=== Begin Enclosure ===

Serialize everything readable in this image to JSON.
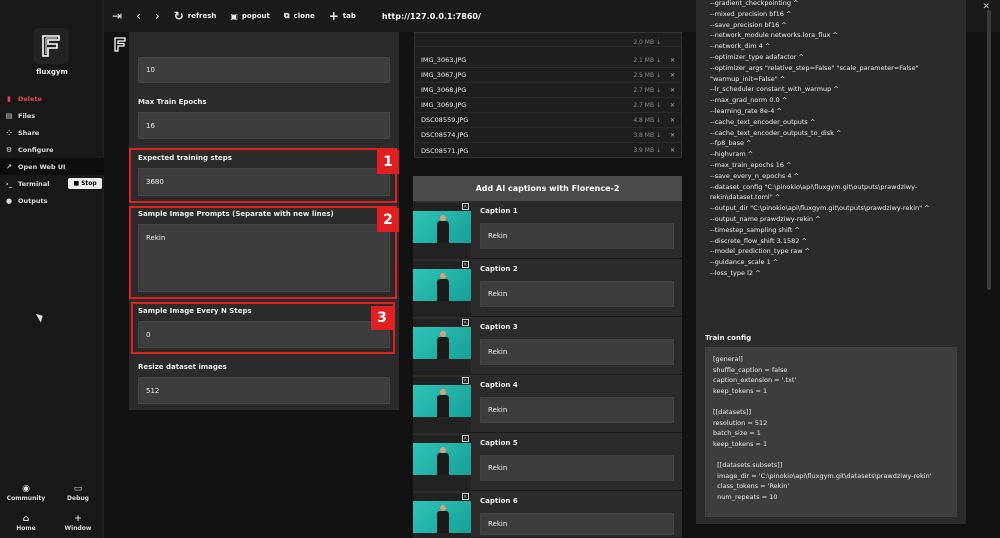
{
  "topbar": {
    "buttons": [
      {
        "icon": "exit-icon",
        "glyph": "⇥",
        "label": ""
      },
      {
        "icon": "back-icon",
        "glyph": "‹",
        "label": ""
      },
      {
        "icon": "forward-icon",
        "glyph": "›",
        "label": ""
      },
      {
        "icon": "refresh-icon",
        "glyph": "↻",
        "label": "refresh"
      },
      {
        "icon": "popout-icon",
        "glyph": "▣",
        "label": "popout"
      },
      {
        "icon": "clone-icon",
        "glyph": "⧉",
        "label": "clone"
      },
      {
        "icon": "plus-icon",
        "glyph": "+",
        "label": "tab"
      }
    ],
    "url": "http://127.0.0.1:7860/",
    "window_controls": [
      "—",
      "❐",
      "✕"
    ]
  },
  "sidebar": {
    "app_name": "fluxgym",
    "menu": [
      {
        "icon": "trash-icon",
        "glyph": "▮",
        "label": "Delete",
        "style": "red"
      },
      {
        "icon": "folder-icon",
        "glyph": "▤",
        "label": "Files",
        "style": ""
      },
      {
        "icon": "wifi-icon",
        "glyph": "⁘",
        "label": "Share",
        "style": ""
      },
      {
        "icon": "gear-icon",
        "glyph": "⚙",
        "label": "Configure",
        "style": ""
      },
      {
        "icon": "external-link-icon",
        "glyph": "↗",
        "label": "Open Web UI",
        "style": "active"
      },
      {
        "icon": "terminal-icon",
        "glyph": "›_",
        "label": "Terminal",
        "style": ""
      },
      {
        "icon": "user-icon",
        "glyph": "●",
        "label": "Outputs",
        "style": ""
      }
    ],
    "stop_label": "Stop",
    "bottom": [
      {
        "icon": "community-icon",
        "glyph": "◉",
        "label": "Community"
      },
      {
        "icon": "debug-icon",
        "glyph": "▭",
        "label": "Debug"
      },
      {
        "icon": "home-icon",
        "glyph": "⌂",
        "label": "Home"
      },
      {
        "icon": "plus-icon",
        "glyph": "+",
        "label": "Window"
      }
    ]
  },
  "form": {
    "field0_value": "10",
    "max_epochs_label": "Max Train Epochs",
    "max_epochs_value": "16",
    "expected_steps_label": "Expected training steps",
    "expected_steps_value": "3680",
    "prompts_label": "Sample Image Prompts (Separate with new lines)",
    "prompts_value": "Rekin",
    "every_n_label": "Sample Image Every N Steps",
    "every_n_value": "0",
    "resize_label": "Resize dataset images",
    "resize_value": "512"
  },
  "annotations": [
    "1",
    "2",
    "3"
  ],
  "files": [
    {
      "name": "IMG_3063.JPG",
      "size": "2.1 MB ↓",
      "close": "✕"
    },
    {
      "name": "IMG_3067.JPG",
      "size": "2.5 MB ↓",
      "close": "✕"
    },
    {
      "name": "IMG_3068.JPG",
      "size": "2.7 MB ↓",
      "close": "✕"
    },
    {
      "name": "IMG_3069.JPG",
      "size": "2.7 MB ↓",
      "close": "✕"
    },
    {
      "name": "DSC08559.JPG",
      "size": "4.8 MB ↓",
      "close": "✕"
    },
    {
      "name": "DSC08574.JPG",
      "size": "3.8 MB ↓",
      "close": "✕"
    },
    {
      "name": "DSC08571.JPG",
      "size": "3.9 MB ↓",
      "close": "✕"
    }
  ],
  "file_top_size": "2.0 MB ↓",
  "captions": {
    "header": "Add AI captions with Florence-2",
    "items": [
      {
        "label": "Caption 1",
        "value": "Rekin"
      },
      {
        "label": "Caption 2",
        "value": "Rekin"
      },
      {
        "label": "Caption 3",
        "value": "Rekin"
      },
      {
        "label": "Caption 4",
        "value": "Rekin"
      },
      {
        "label": "Caption 5",
        "value": "Rekin"
      },
      {
        "label": "Caption 6",
        "value": "Rekin"
      }
    ]
  },
  "script_text": "--gradient_checkpointing ^\n--mixed_precision bf16 ^\n--save_precision bf16 ^\n--network_module networks.lora_flux ^\n--network_dim 4 ^\n--optimizer_type adafactor ^\n--optimizer_args \"relative_step=False\" \"scale_parameter=False\"\n\"warmup_init=False\" ^\n--lr_scheduler constant_with_warmup ^\n--max_grad_norm 0.0 ^\n--learning_rate 8e-4 ^\n--cache_text_encoder_outputs ^\n--cache_text_encoder_outputs_to_disk ^\n--fp8_base ^\n--highvram ^\n--max_train_epochs 16 ^\n--save_every_n_epochs 4 ^\n--dataset_config \"C:\\pinokio\\api\\fluxgym.git\\outputs\\prawdziwy-\nrekin\\dataset.toml\" ^\n--output_dir \"C:\\pinokio\\api\\fluxgym.git\\outputs\\prawdziwy-rekin\" ^\n--output_name prawdziwy-rekin ^\n--timestep_sampling shift ^\n--discrete_flow_shift 3.1582 ^\n--model_prediction_type raw ^\n--guidance_scale 1 ^\n--loss_type l2 ^",
  "train_config": {
    "label": "Train config",
    "text": "[general]\nshuffle_caption = false\ncaption_extension = '.txt'\nkeep_tokens = 1\n\n[[datasets]]\nresolution = 512\nbatch_size = 1\nkeep_tokens = 1\n\n  [[datasets.subsets]]\n  image_dir = 'C:\\pinokio\\api\\fluxgym.git\\datasets\\prawdziwy-rekin'\n  class_tokens = 'Rekin'\n  num_repeats = 10"
  }
}
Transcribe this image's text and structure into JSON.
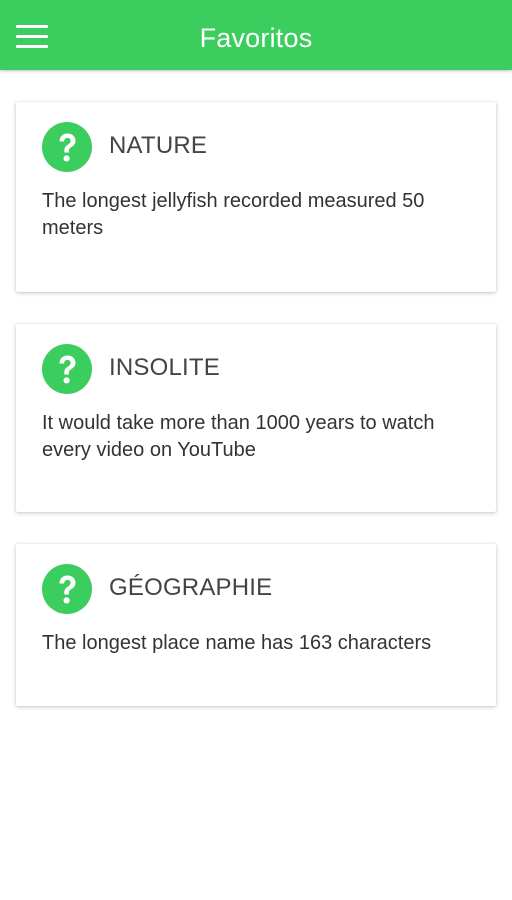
{
  "header": {
    "title": "Favoritos",
    "menu_icon": "hamburger-menu-icon",
    "background_color": "#3ccd5f"
  },
  "cards": [
    {
      "icon": "question-mark-icon",
      "category": "NATURE",
      "fact": "The longest jellyfish recorded measured 50 meters"
    },
    {
      "icon": "question-mark-icon",
      "category": "INSOLITE",
      "fact": "It would take more than 1000 years to watch every video on YouTube"
    },
    {
      "icon": "question-mark-icon",
      "category": "GÉOGRAPHIE",
      "fact": "The longest place name has 163 characters"
    }
  ],
  "colors": {
    "accent": "#3ccd5f",
    "category_text": "#444444",
    "fact_text": "#333333"
  }
}
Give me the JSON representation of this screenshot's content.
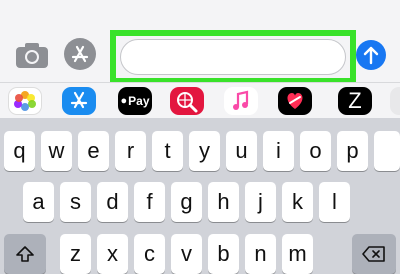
{
  "toolbar": {
    "camera_icon": "camera-icon",
    "appstore_icon": "app-store-icon",
    "message_placeholder": "",
    "send_icon": "send-arrow-icon",
    "highlight_color": "#39e22a"
  },
  "app_drawer": {
    "apps": [
      {
        "name": "photos-app-icon"
      },
      {
        "name": "app-store-app-icon"
      },
      {
        "name": "apple-pay-app-icon",
        "label": "Pay"
      },
      {
        "name": "web-search-app-icon"
      },
      {
        "name": "music-app-icon"
      },
      {
        "name": "digital-touch-app-icon"
      },
      {
        "name": "z-app-icon",
        "label": "Z"
      }
    ]
  },
  "keyboard": {
    "row1": [
      "q",
      "w",
      "e",
      "r",
      "t",
      "y",
      "u",
      "i",
      "o",
      "p"
    ],
    "row2": [
      "a",
      "s",
      "d",
      "f",
      "g",
      "h",
      "j",
      "k",
      "l"
    ],
    "row3": [
      "z",
      "x",
      "c",
      "v",
      "b",
      "n",
      "m"
    ]
  },
  "colors": {
    "accent": "#1877f2",
    "keyboard_bg": "#d1d3d9"
  }
}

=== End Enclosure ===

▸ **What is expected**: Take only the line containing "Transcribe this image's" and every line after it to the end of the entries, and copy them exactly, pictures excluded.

▸ **Answer space**:
Transcribe this image's text and structure into JSON.
{
  "header": {
    "title": "Favoritos",
    "menu_icon": "hamburger-menu-icon",
    "background_color": "#3ccd5f"
  },
  "cards": [
    {
      "icon": "question-mark-icon",
      "category": "NATURE",
      "fact": "The longest jellyfish recorded measured 50 meters"
    },
    {
      "icon": "question-mark-icon",
      "category": "INSOLITE",
      "fact": "It would take more than 1000 years to watch every video on YouTube"
    },
    {
      "icon": "question-mark-icon",
      "category": "GÉOGRAPHIE",
      "fact": "The longest place name has 163 characters"
    }
  ],
  "colors": {
    "accent": "#3ccd5f",
    "category_text": "#444444",
    "fact_text": "#333333"
  }
}
Give me the JSON representation of this screenshot's content.
{
  "toolbar": {
    "camera_icon": "camera-icon",
    "appstore_icon": "app-store-icon",
    "message_placeholder": "",
    "send_icon": "send-arrow-icon",
    "highlight_color": "#39e22a"
  },
  "app_drawer": {
    "apps": [
      {
        "name": "photos-app-icon"
      },
      {
        "name": "app-store-app-icon"
      },
      {
        "name": "apple-pay-app-icon",
        "label": "Pay"
      },
      {
        "name": "web-search-app-icon"
      },
      {
        "name": "music-app-icon"
      },
      {
        "name": "digital-touch-app-icon"
      },
      {
        "name": "z-app-icon",
        "label": "Z"
      }
    ]
  },
  "keyboard": {
    "row1": [
      "q",
      "w",
      "e",
      "r",
      "t",
      "y",
      "u",
      "i",
      "o",
      "p"
    ],
    "row2": [
      "a",
      "s",
      "d",
      "f",
      "g",
      "h",
      "j",
      "k",
      "l"
    ],
    "row3": [
      "z",
      "x",
      "c",
      "v",
      "b",
      "n",
      "m"
    ]
  },
  "colors": {
    "accent": "#1877f2",
    "keyboard_bg": "#d1d3d9"
  }
}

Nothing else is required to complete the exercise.